Each of these moves appears to emphasize the respective player’s upside relative to his contract price. At this point in his career, the departing Rick Porcello’s an innings-eating fourth or fifth starter with veteran presence and playoff experience. That’s totally worth the one year, $10 million contract the Mets handed him. A move to a notorious pitcher’s park in the National League certainly won’t make him worse, but the chances he’ll out produce that investment are significantly less than the chances of his arm falling off.
(Author’s note: I went to about a dozen Sox games last year and I swear to Christ Porcello started eleven of them. I’m not sad to see him go, if only because it guarantees I’ll get to see someone else fucking pitch for once.)
Conversely, the team’s acquisitions are all players with the potential to be worth more than their sticker price. Utility infielder Jose Peraza was a top prospect in the Atlanta Braves system just a few years ago. He’s never been a power hitter and probably never will be, but .280 with 20 steals over a full season of work isn’t out of the question. For one year at $3 million plus incentives, why not? I’ll miss Brock Holt, but Brock Holt is Brock Holt.
Perez ostensibly slides into Porcello’s slot in the rotation. A certified dud over several seasons with the Texas Rangers, last year saw an uptick in fastball velocity and the addition of a cutter that translated to the best strikeout numbers of his career. Although his final line (10-7, 5.12) is not that different from Porcello’s, it’s worth noting that he started the season 6-1 with a 2.89 ERA. There could be something more here. If there isn’t, he’s Rick Porcello for one year and $4 million less. Yes, they’re essentially getting Peraza and Perez in exchange for the cost of Porcello. Not bad.
Which brings me to their selection in the Rule V draft, 2B/SS Jonathan Arauz. Although it seems highly unlikely that he’ll stick on the major league roster, there are worse things than snagging an athletic 21-year-old from one of the league’s best prospect development groups to see what he’s got.
We all want to see our teams go all-in to add certified studs to their lineups and rotations, but that’s not always possible. I’d also argue that the last several World Series winners (including the Red Sox) brought home the hardware thanks to contributions from their depth guys. Stars get you to the playoffs, but the bottom of the roster has to come through too.

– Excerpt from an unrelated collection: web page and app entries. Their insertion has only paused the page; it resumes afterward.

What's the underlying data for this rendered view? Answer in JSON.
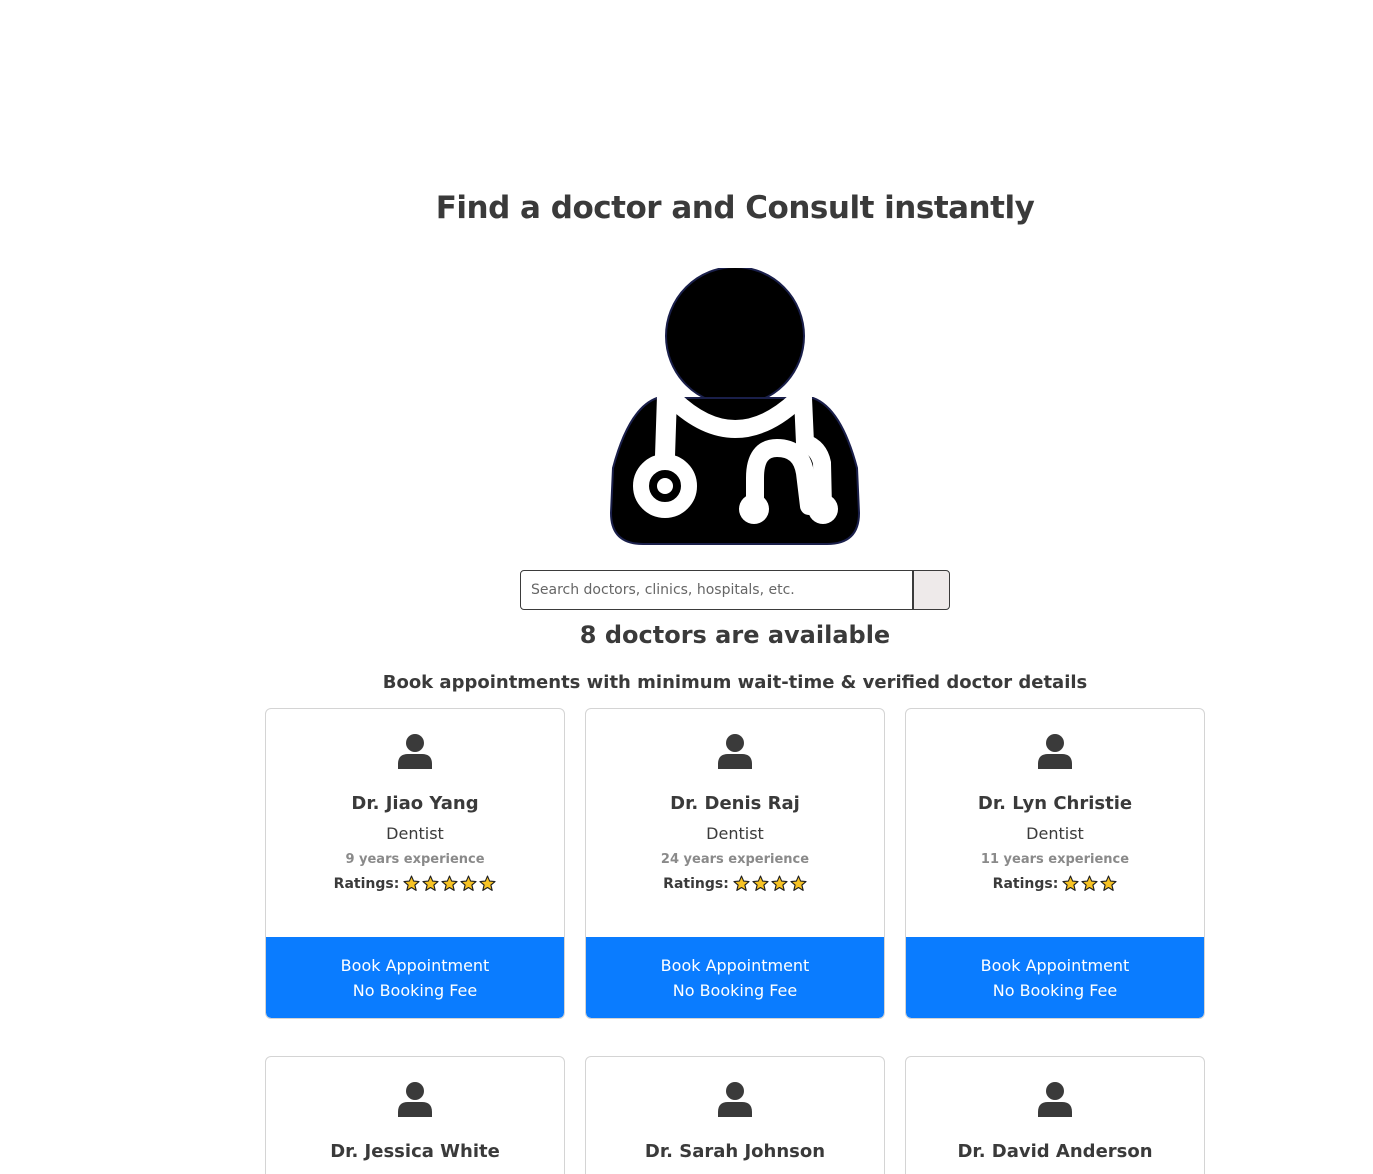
{
  "hero": {
    "title": "Find a doctor and Consult instantly",
    "icon": "doctor-stethoscope-icon"
  },
  "search": {
    "placeholder": "Search doctors, clinics, hospitals, etc.",
    "value": ""
  },
  "results": {
    "count_text": "8 doctors are available",
    "subtitle": "Book appointments with minimum wait-time & verified doctor details"
  },
  "colors": {
    "accent": "#0a7cff",
    "star": "#f7c325",
    "text": "#3a3a3a"
  },
  "doctors": [
    {
      "name": "Dr. Jiao Yang",
      "specialty": "Dentist",
      "experience": "9 years experience",
      "ratings_label": "Ratings:",
      "rating": 5,
      "book_label": "Book Appointment",
      "fee_label": "No Booking Fee"
    },
    {
      "name": "Dr. Denis Raj",
      "specialty": "Dentist",
      "experience": "24 years experience",
      "ratings_label": "Ratings:",
      "rating": 4,
      "book_label": "Book Appointment",
      "fee_label": "No Booking Fee"
    },
    {
      "name": "Dr. Lyn Christie",
      "specialty": "Dentist",
      "experience": "11 years experience",
      "ratings_label": "Ratings:",
      "rating": 3,
      "book_label": "Book Appointment",
      "fee_label": "No Booking Fee"
    },
    {
      "name": "Dr. Jessica White"
    },
    {
      "name": "Dr. Sarah Johnson"
    },
    {
      "name": "Dr. David Anderson"
    }
  ]
}
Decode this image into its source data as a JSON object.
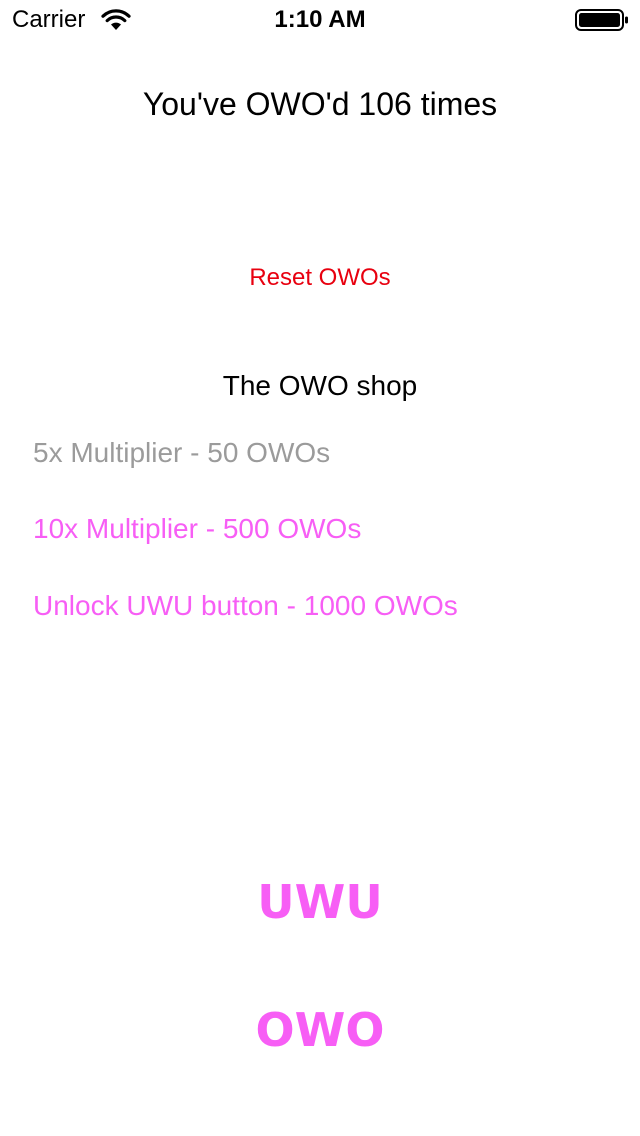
{
  "status_bar": {
    "carrier": "Carrier",
    "time": "1:10 AM",
    "wifi_icon": "wifi-icon",
    "battery_icon": "battery-full-icon"
  },
  "counter_text": "You've OWO'd 106 times",
  "reset_label": "Reset OWOs",
  "shop": {
    "title": "The OWO shop",
    "items": [
      {
        "label": "5x Multiplier - 50 OWOs",
        "state": "disabled"
      },
      {
        "label": "10x Multiplier - 500 OWOs",
        "state": "enabled"
      },
      {
        "label": "Unlock UWU button - 1000 OWOs",
        "state": "enabled"
      }
    ]
  },
  "uwu_button": "UWU",
  "owo_button": "OWO",
  "colors": {
    "accent_pink": "#f75ef5",
    "reset_red": "#e8000f",
    "disabled_gray": "#9b9b9b"
  }
}
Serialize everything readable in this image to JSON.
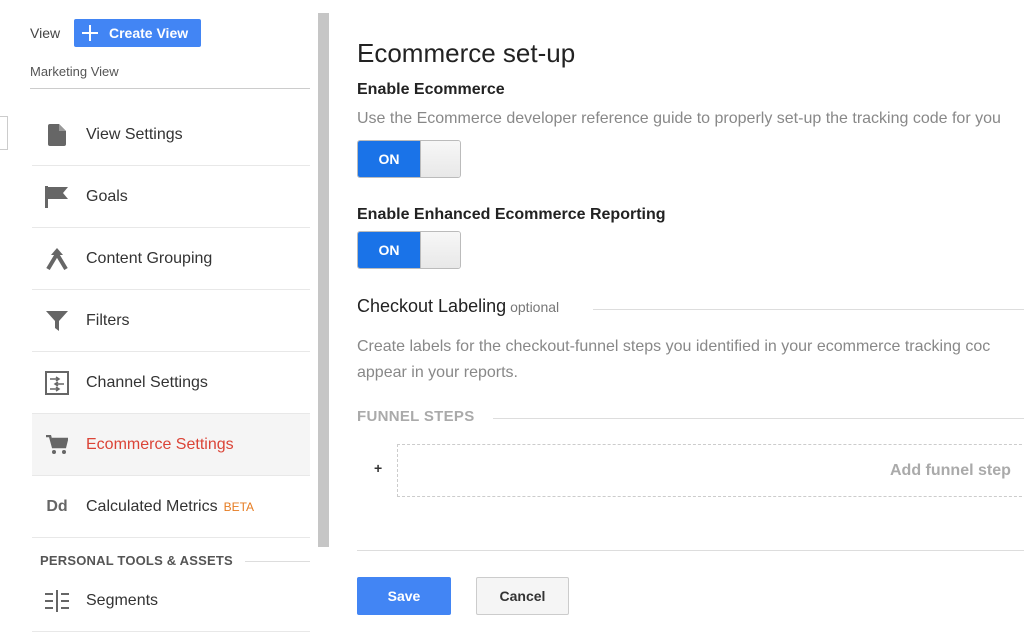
{
  "sidebar": {
    "view_label": "View",
    "create_view_label": "Create View",
    "view_name": "Marketing View",
    "items": [
      {
        "label": "View Settings",
        "icon": "document-icon"
      },
      {
        "label": "Goals",
        "icon": "flag-icon"
      },
      {
        "label": "Content Grouping",
        "icon": "content-grouping-icon"
      },
      {
        "label": "Filters",
        "icon": "filter-icon"
      },
      {
        "label": "Channel Settings",
        "icon": "channel-settings-icon"
      },
      {
        "label": "Ecommerce Settings",
        "icon": "cart-icon",
        "active": true
      },
      {
        "label": "Calculated Metrics",
        "badge": "BETA",
        "icon": "calculated-metrics-icon",
        "icon_text": "Dd"
      }
    ],
    "section_heading": "PERSONAL TOOLS & ASSETS",
    "personal_items": [
      {
        "label": "Segments",
        "icon": "segments-icon"
      }
    ]
  },
  "main": {
    "title": "Ecommerce set-up",
    "enable_ecommerce": {
      "heading": "Enable Ecommerce",
      "description": "Use the Ecommerce developer reference guide to properly set-up the tracking code for you",
      "toggle_label": "ON",
      "state": "on"
    },
    "enhanced": {
      "heading": "Enable Enhanced Ecommerce Reporting",
      "toggle_label": "ON",
      "state": "on"
    },
    "checkout": {
      "heading": "Checkout Labeling",
      "optional": "optional",
      "description_line1": "Create labels for the checkout-funnel steps you identified in your ecommerce tracking coc",
      "description_line2": "appear in your reports.",
      "funnel_heading": "FUNNEL STEPS",
      "plus": "+",
      "add_step": "Add funnel step"
    },
    "save_label": "Save",
    "cancel_label": "Cancel"
  },
  "colors": {
    "accent": "#4285f4",
    "toggle_on": "#1a73e8",
    "active_nav": "#db4437",
    "beta": "#e67c22"
  }
}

I’m sure there are bigger moves coming given the rumors swirling around David Price and Jackie Bradley Jr., but these increase the chances of that happening without breaking the budget.